There are 951 species of bats in the world, making up a quarter of all mammal species. Just 32 occur in Europe and half of that number in Britain.
An indication of how much we still have to learn about bats was the discovery just a few years ago of a new species of pipistrelle in Britain. The pipistrelle is our smallest and most widespread bat and it was studies of the frequency of its echolocation calls that revealed the existence of a second species. The common pipistrelle echolocates on a frequency of 45khz but the newly discovered species, the soprano pipestrelle, does so at 55khz.
Echolocation is the technique bats use to locate their prey. The high-frequency calls bounce off the quarry, enabling the bat to home in and capture it either with its mouth or in its wing membranes which it uses as a scoop. A single pipistrelle eats around 3,000 insects a night.
Sadly, bat numbers have fallen sharply in Britain in the last 30 years.

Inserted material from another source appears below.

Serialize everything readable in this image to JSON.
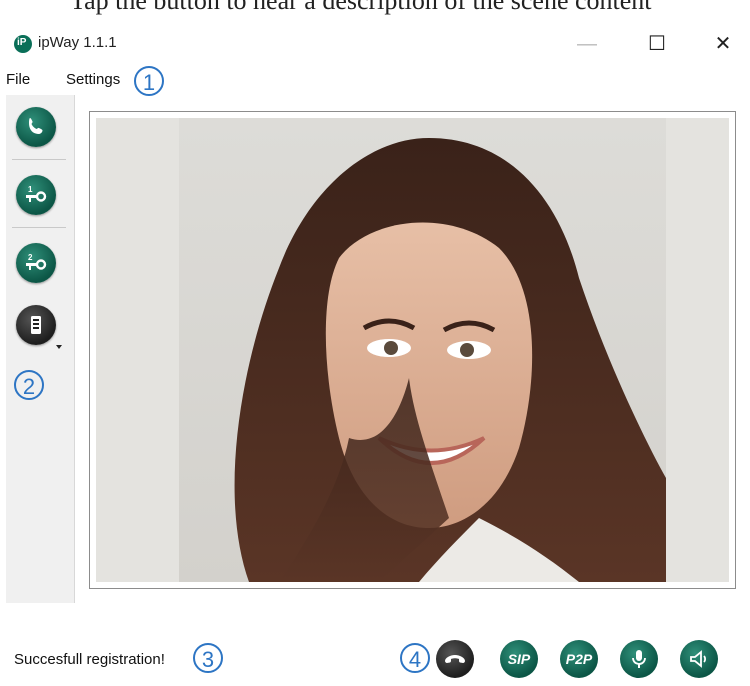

There are many reasons but the most important is agricultural changes which mean far fewer insects for the bats to feed on. Loss of roosting and breeding sites has also played a part, which is where we can help by providing bat boxes.